Sheriff Frank Truman (Robert Forster) trudges down the steps of the Twin Peaks Sheriff’s Department and walks over to his visitor, who is flanked on either side by his parents Lucy (Kimmy Robertson) and Andy Brennan (Harry Goaz). They coo over their son, who has clearly been on the road and away from home for some time. Wally Brando (Michael Cera) sits astride his motorcycle. Evidently the 50’s style biker look is still very popular in and around Twin Peaks.
Lucy was pregnant throughout the second season of Twin Peaks (which spanned a period of a little over three weeks). Wally would have been born a few months after the show went off air, making him approximately 25 years old during his return for The Return. Cera appears in this one scene – a cameo to rival the one made by David Duchovny earlier in Part 4 – imbuing the character with a comic aloofness.
Cera affects a Marlon Brando impersonation as he talks fondly of Harry Truman being his ‘godfather’. Brando’s persona as the great method actor of the 50’s and 60’s folds into the ‘Pretty 50’s’ aesthetic that dominates Lynch’s world; a tendency to view this past with a kind of rose-tinted purity that Lynch openly associates with his own youth. Wally gives consent for Lucy and Andy to convert his childhood bedroom into a study and talks also of his journeys across the United States, back and forth on his motorbike. He also makes mention of Lewis and Clark and their pioneering expeditions, likening himself to them.
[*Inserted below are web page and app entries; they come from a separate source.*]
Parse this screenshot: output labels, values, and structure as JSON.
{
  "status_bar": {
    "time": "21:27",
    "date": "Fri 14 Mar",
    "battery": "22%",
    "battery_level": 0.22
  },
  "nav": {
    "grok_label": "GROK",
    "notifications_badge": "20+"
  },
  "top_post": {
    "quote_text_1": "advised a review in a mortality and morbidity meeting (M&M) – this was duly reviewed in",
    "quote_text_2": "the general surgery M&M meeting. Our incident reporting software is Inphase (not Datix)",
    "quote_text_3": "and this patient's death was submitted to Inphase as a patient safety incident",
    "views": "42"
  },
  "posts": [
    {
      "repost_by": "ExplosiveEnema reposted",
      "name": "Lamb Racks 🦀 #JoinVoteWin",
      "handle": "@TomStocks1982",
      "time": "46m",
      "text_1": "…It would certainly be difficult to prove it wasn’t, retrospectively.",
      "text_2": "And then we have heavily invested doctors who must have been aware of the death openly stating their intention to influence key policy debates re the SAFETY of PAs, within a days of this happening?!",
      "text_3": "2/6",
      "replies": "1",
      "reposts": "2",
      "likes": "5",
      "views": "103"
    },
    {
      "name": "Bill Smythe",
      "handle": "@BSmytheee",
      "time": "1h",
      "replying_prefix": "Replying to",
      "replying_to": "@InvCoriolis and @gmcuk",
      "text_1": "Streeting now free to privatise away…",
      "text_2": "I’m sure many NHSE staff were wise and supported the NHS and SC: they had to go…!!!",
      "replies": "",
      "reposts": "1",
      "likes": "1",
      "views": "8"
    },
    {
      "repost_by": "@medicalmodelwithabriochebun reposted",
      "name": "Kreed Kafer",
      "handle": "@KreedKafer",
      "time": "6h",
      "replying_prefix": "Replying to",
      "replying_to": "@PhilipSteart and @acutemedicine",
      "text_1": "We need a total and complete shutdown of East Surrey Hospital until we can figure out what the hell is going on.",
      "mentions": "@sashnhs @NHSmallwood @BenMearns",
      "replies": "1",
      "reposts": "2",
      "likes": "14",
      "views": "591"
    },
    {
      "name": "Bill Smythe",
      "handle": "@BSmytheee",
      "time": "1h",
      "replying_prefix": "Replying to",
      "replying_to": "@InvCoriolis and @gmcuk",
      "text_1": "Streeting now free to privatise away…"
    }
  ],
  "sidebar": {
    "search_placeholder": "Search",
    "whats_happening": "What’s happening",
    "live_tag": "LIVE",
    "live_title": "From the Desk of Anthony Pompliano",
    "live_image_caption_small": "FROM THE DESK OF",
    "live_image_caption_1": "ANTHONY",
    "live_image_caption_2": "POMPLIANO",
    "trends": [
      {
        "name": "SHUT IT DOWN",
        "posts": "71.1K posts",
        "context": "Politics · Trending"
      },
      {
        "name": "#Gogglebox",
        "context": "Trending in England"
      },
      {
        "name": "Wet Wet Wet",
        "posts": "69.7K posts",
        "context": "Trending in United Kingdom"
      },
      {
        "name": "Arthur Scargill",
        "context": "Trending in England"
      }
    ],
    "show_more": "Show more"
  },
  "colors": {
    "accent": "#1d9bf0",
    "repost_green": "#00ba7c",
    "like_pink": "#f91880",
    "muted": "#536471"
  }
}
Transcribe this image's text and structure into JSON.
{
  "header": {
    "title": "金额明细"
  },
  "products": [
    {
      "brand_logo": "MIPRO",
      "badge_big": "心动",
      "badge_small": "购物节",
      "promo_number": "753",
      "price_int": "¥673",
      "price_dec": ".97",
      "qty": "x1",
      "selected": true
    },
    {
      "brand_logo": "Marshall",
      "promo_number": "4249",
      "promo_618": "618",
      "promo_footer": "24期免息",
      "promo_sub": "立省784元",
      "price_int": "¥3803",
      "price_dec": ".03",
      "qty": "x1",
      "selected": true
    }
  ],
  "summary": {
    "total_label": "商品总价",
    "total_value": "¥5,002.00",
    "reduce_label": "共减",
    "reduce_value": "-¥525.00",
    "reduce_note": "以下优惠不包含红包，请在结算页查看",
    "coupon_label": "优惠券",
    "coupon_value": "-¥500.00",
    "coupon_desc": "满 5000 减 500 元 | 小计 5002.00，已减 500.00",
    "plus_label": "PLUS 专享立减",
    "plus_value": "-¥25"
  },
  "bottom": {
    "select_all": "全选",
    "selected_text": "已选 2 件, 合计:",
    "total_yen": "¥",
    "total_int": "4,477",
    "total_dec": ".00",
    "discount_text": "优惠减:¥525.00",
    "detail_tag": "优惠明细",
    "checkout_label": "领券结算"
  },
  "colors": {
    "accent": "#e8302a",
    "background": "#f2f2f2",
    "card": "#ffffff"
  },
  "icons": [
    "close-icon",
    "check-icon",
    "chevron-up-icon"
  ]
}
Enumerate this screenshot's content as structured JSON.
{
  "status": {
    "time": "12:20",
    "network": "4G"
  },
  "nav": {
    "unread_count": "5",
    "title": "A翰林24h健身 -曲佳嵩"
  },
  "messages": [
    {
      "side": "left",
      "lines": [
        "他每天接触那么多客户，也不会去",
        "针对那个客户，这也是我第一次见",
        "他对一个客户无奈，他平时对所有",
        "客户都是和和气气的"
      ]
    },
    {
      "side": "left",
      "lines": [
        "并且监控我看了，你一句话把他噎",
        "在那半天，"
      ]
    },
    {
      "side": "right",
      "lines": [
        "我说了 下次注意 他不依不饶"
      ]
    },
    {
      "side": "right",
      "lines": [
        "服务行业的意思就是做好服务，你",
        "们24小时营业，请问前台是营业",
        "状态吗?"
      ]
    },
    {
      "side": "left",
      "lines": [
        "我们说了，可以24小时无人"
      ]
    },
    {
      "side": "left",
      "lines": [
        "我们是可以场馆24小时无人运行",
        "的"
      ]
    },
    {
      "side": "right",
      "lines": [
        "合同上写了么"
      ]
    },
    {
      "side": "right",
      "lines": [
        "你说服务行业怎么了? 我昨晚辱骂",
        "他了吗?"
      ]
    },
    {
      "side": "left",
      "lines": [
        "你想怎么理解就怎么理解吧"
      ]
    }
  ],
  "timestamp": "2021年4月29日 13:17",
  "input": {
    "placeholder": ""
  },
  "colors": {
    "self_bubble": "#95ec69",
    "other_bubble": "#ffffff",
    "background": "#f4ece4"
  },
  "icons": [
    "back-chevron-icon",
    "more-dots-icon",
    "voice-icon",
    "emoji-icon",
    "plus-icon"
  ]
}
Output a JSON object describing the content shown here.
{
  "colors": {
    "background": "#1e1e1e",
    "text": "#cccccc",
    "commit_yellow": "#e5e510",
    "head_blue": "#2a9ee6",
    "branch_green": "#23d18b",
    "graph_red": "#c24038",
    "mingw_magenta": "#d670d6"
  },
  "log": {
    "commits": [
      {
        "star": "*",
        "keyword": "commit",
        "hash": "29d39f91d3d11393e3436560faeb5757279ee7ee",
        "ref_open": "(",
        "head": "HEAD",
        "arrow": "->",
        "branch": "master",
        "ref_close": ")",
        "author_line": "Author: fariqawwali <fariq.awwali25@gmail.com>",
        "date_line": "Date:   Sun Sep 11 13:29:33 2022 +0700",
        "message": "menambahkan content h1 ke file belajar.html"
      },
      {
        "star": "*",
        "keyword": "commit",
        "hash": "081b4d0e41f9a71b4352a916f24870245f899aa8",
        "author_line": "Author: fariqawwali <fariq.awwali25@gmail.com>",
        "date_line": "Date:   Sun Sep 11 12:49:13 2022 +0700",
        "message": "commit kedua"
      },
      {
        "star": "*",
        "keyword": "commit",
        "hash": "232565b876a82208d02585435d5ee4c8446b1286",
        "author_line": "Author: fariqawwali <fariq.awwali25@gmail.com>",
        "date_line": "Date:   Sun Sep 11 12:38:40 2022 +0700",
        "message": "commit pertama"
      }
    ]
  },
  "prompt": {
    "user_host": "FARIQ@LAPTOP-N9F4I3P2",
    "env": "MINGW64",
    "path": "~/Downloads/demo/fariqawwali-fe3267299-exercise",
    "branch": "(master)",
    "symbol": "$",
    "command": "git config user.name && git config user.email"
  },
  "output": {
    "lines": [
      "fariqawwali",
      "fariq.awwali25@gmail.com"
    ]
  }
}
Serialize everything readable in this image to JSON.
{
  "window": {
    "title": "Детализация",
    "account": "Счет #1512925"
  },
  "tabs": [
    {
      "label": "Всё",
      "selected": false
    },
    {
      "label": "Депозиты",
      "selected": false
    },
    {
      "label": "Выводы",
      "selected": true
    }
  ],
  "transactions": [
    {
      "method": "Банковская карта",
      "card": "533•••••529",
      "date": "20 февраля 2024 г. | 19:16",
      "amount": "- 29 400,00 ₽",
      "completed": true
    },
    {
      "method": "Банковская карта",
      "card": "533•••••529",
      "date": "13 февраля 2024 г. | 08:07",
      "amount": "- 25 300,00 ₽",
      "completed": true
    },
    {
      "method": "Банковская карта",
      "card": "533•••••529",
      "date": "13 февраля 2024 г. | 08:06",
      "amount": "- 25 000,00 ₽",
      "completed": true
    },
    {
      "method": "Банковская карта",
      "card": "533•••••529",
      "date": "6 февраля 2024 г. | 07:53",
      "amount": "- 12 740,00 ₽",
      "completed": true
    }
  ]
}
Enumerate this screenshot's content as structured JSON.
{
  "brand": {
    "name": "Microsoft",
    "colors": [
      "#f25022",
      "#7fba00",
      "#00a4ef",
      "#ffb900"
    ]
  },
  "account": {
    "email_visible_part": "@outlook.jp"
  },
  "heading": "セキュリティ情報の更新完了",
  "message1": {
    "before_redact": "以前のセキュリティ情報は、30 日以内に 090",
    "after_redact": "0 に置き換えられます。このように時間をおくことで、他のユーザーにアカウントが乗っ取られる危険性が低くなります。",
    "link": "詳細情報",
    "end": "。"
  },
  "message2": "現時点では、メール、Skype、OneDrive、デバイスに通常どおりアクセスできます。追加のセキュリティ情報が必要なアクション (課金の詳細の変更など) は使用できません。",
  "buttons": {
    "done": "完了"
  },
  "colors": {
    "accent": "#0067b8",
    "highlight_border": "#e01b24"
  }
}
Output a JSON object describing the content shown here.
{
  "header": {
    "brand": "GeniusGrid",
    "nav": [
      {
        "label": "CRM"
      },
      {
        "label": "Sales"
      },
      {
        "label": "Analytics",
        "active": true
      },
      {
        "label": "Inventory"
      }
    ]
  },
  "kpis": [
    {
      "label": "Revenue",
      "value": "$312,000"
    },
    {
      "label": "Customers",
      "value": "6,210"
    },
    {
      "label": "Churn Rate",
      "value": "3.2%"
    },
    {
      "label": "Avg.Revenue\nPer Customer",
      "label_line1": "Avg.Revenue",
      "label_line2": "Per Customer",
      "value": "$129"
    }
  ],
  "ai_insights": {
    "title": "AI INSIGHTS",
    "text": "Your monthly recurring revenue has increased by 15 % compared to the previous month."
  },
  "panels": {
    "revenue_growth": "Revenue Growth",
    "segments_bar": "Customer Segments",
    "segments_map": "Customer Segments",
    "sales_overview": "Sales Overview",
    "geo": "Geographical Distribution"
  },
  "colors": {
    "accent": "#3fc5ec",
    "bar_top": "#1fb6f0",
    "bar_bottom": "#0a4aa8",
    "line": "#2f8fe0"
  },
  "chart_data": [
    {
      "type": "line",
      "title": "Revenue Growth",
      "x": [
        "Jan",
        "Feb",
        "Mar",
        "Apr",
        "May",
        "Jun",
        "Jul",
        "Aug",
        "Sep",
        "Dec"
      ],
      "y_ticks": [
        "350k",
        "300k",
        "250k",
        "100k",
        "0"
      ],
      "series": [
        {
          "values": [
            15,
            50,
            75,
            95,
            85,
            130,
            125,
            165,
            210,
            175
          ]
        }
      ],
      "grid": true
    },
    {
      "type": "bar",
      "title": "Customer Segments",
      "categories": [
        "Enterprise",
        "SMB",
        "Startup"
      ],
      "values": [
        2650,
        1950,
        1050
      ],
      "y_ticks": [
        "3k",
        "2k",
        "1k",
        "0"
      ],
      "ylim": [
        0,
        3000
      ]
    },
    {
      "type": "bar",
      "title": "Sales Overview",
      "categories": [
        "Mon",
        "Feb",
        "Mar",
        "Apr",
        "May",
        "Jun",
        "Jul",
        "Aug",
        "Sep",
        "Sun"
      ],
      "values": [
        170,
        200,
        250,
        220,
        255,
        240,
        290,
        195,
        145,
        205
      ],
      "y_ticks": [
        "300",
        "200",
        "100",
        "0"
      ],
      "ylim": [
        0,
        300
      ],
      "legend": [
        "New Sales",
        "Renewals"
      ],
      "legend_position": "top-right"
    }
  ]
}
In his book The Secret History of Twin Peaks, Mark Frost imagines a series of events in the lives and adventures of Lewis and Clack which connects their experiences with the Owl Cave Ring and the lore of Twin Peaks.
It’s interesting that these ‘rumoured’ occurrences clearly pre-date the nuclear blast / ‘birth’ of evil sequences shown in Part 8 of The Return, which on one level could be viewed as contradictory. If the 1953 nuclear test drew the entities of the Convenience Store and Black Lodge to our reality, surely there would be no prior instances of contact? No artifacts of their existence? For my part, I believe this to be a false assumption that the 1953 test was the first instance of otherworldly contact with these entities, but it’s something I’ll explore further when we get to those riveting flashbacks of Part 8.
Wally speaks slowly and in rhyme. The following lines, in particular, remains memorable as he talks about his shadow:
“My shadow is always with me, sometimes ahead, sometimes behind, sometimes to the left, sometimes to the right, except on cloudy days… or at night“.
Some lines in Twin Peaks are haunting, some are profound and invite dissection and conversation. Others are just wonderfully ridiculous.
Frank appears to find the conversation a little mystifying – and a tad trying – be he remains gentlemanly and good-natured.
“May the road rise up to meet your wheels,” he replies in good faith to Wally’s speech, wishing him well in a manner he knows that the strange young man will appreciate. It’s a totally unnecessary scene, but a welcomingly weird one, showing off Mark Frost and David Lynch’s ongoing ability to conjure a special kind of kookiness, adding flavour to the show.
The quietness of the scene, the pitch dark of the deep background punctuated only by drifting car lights, the wet car park and ambient bird sounds frame the scene with a strange and serene feeling, as though happening itself within a dream. It feels halfway between a Saturday Night Live sketch and a genuinely heartfelt piece of Lynchian sweetness.
Next time: Mr dream weaver